There are approximately four different types of bariatric surgery being performed today. The gastric bypass is considered the gold standard and a mini version of it exists as well. However, the less invasive gastric sleeve procedure has eclipsed gastric bypass in terms of popularity, according to Bhasker-Rao. There is also the once prevalent lap or gastric band surgery although interest in it has waned since newer developments have gained ground. Finally, there is the Duodenal Switch (SADI) procedure for patients to consider.
The decision to undergo bariatric surgery is never made lightly. Failed attempts at dieting and exercise programs are usually a precursor. Dieting frustration might occur for the reason already mentioned but exercising while obese can prove self-defeating as well. According to Dr. James Bell, an orthopedic surgery specialist, obese individuals are 20 times more likely to need a knee replacement. “We’re reluctant to do replacements in these types of patients because they have increased risk of infection, implant failure, and they often don’t do as well post-operatively.” In addition to knee problems, significantly overweight individuals are 60 percent more likely to develop degenerative spinal disks and increasing back pain. “The spine is trying to hold up all that extra weight so they end up with stenosis and different neurological issues because of these degenerative changes,” he adds.
Orthopedic issues often impede obese individuals who attempt to reduce their weight through exercise. “We’re saying they need to lose the weight before we’re really willing to operate on them. They’re saying they can’t do what they need to do to lose the weight because their knees hurt too much,” Bell explains. It becomes a catch-22 situation. At that point, he either recommends weight reduction programs and if they balk citing failure, he will ultimately refer them to a bariatric surgeon.

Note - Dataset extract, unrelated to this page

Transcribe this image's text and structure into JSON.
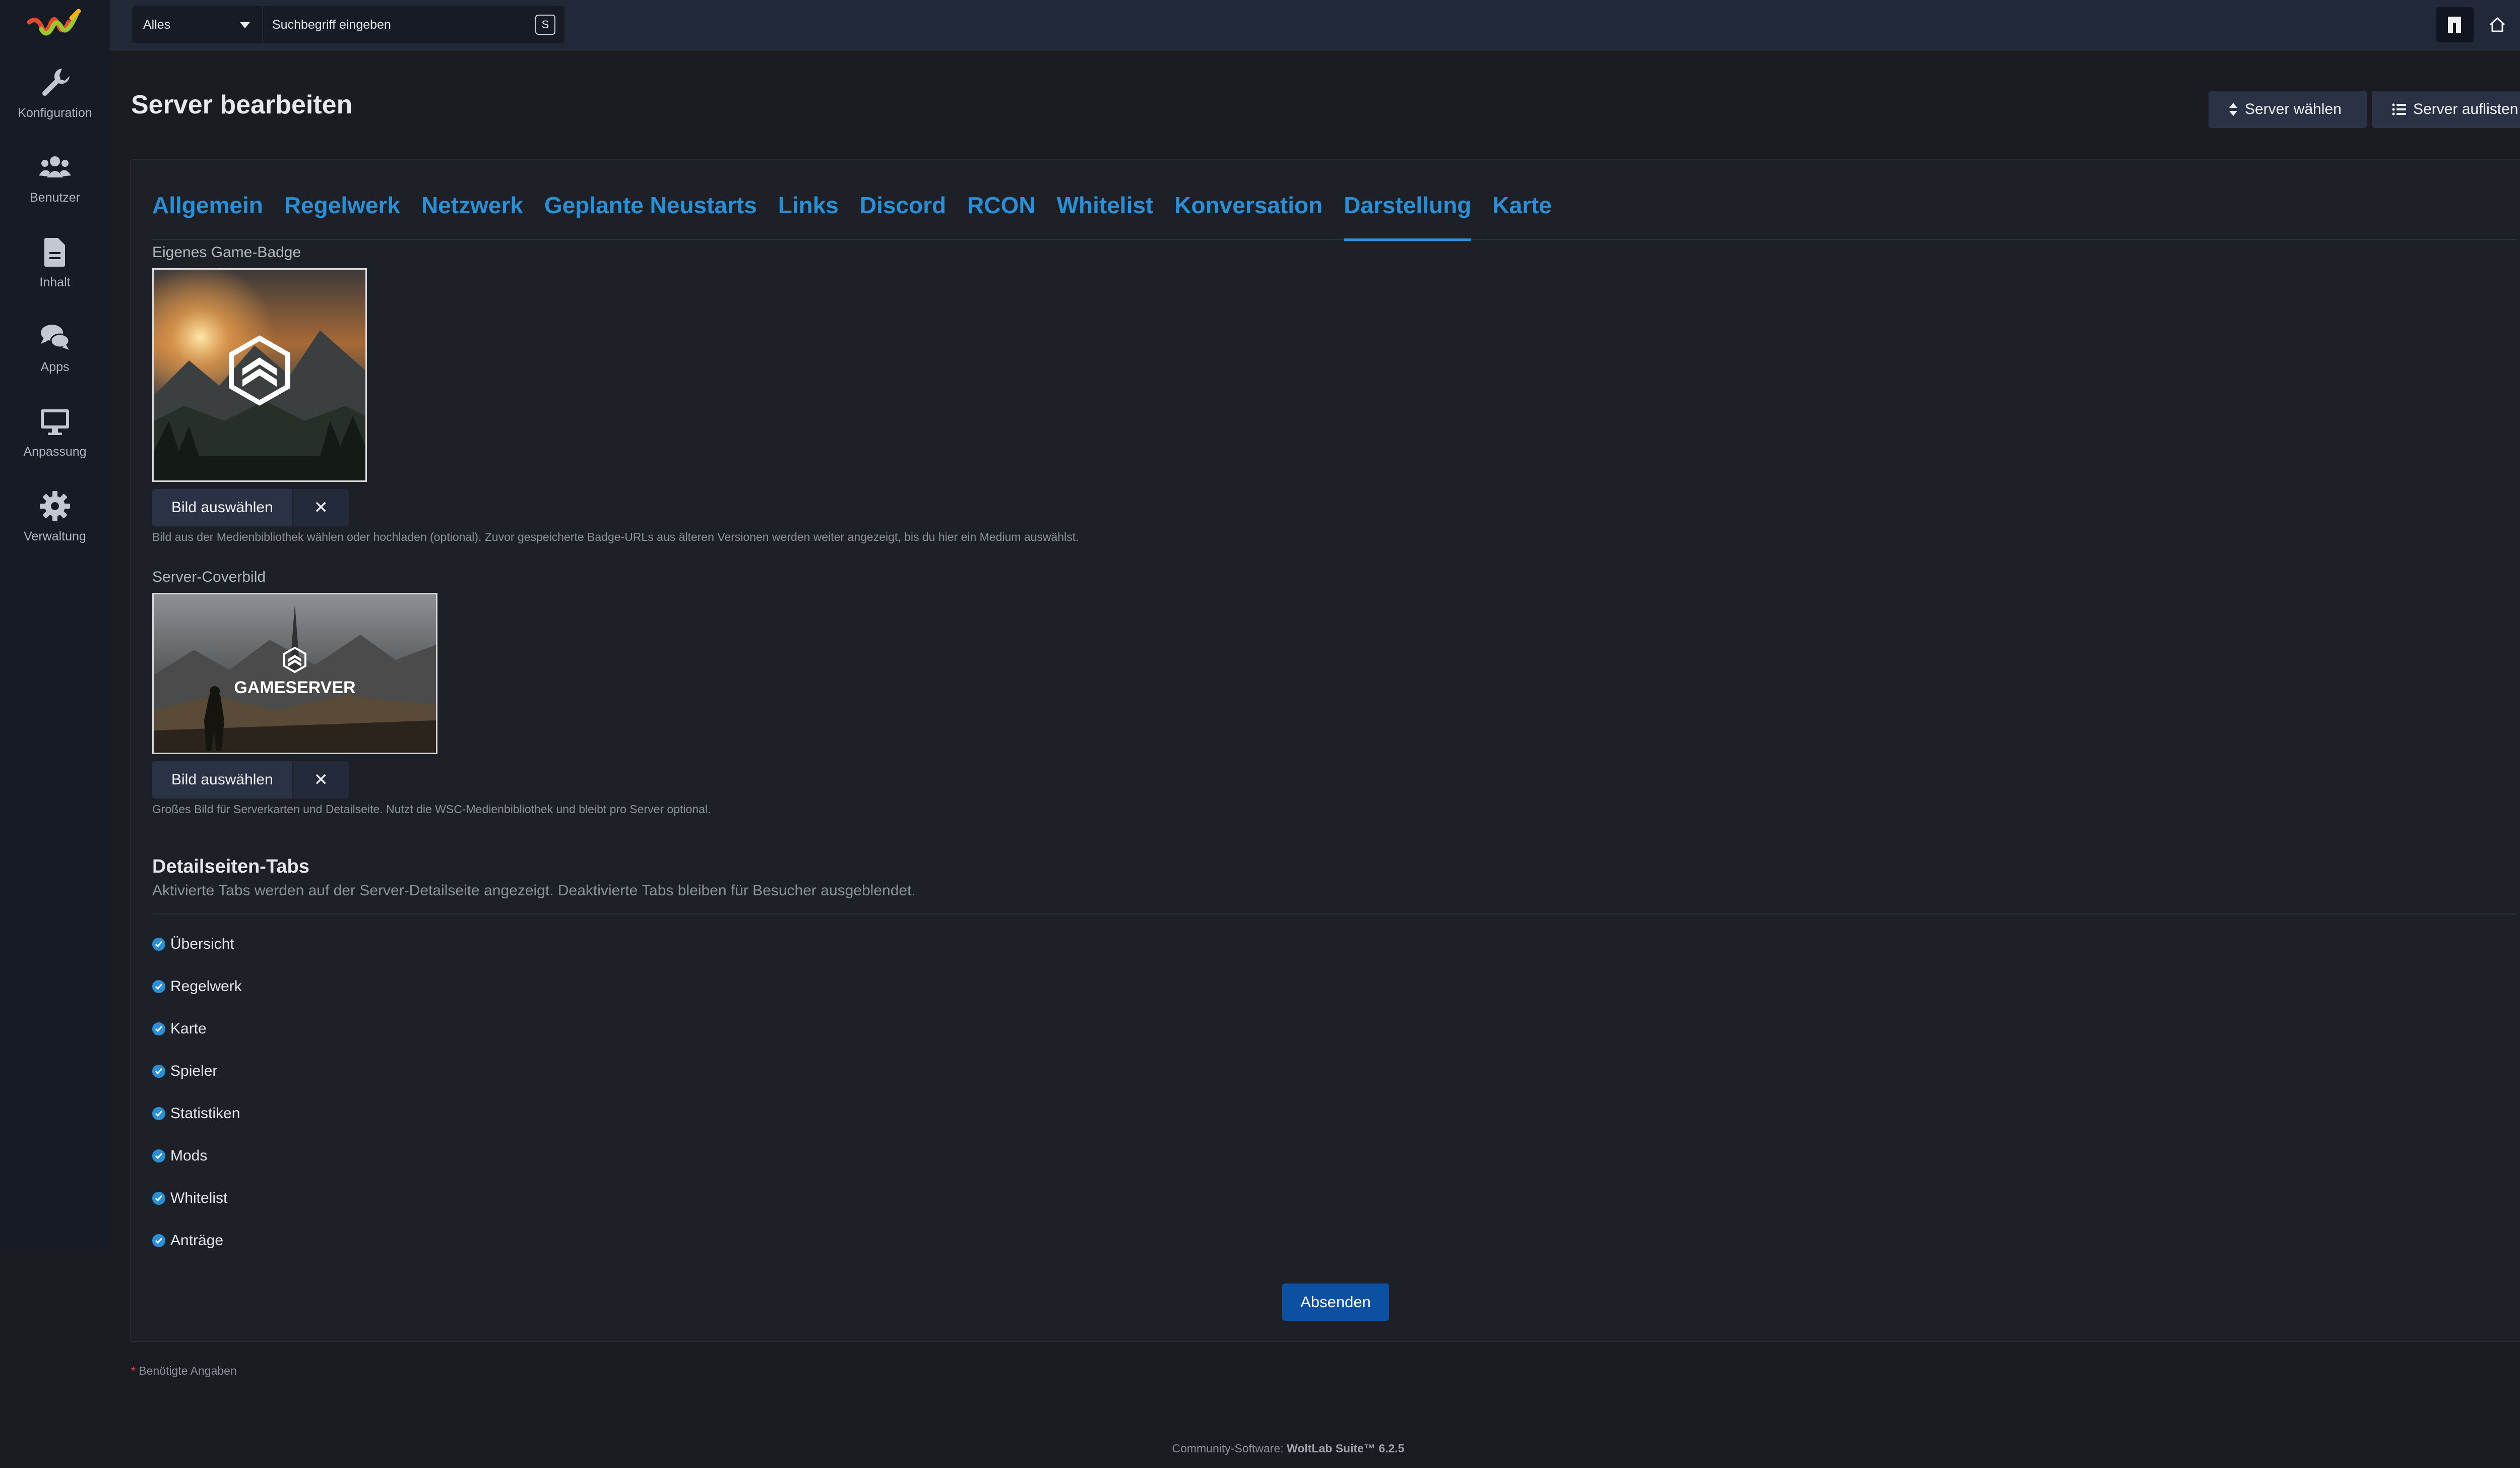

Of course, joint and spine issues are not the only problems seriously overweight individuals face. Conditions like Type 2 diabetes, hypertension, sleep apnea, high cholesterol, and liver disease are only a few examples of the approximately 30 co-morbidities associated with obesity that can and do occur. An oft-overlooked benefit of undergoing bariatric surgery for weight loss is that many of these co-morbidities are resolved virtually overnight post-procedure. “Type 2 diabetes gone. The next day they are completely off their medication. The same thing happens with hypertension. Eight out of ten patients experience significant reduction of high blood pressure,” Bhasker-Rao says.
Whether or not an individual’s quest leads to bariatric surgery, a registered dietitian nutritionist always plays an important role in any weight management proceeding. “I work with most patients for three to six months before weight loss surgery educating them on how their diet is going to change afterwards,” says Courtney Pogue, a registered dietitian. Her credentials are worth noting, as these days almost anyone can call themselves a nutritionist and often will. “To be, you have to have a bachelor’s degree from an accredited school and new requirements insist upon a master’s degree as well,” Pogue explains, adding the distinction also requires a yearlong accredited internship program and taking a nationally administered exam.
A registered dietitian nutritionist studies a patient’s health history information and works with them to custom design a diet that meets their specific needs. “Our goal is to educate people,” Pogue says. “But one of the greatest benefits I offer people is accountability. They know they’re going to talk with me once a month to help keep them on track.”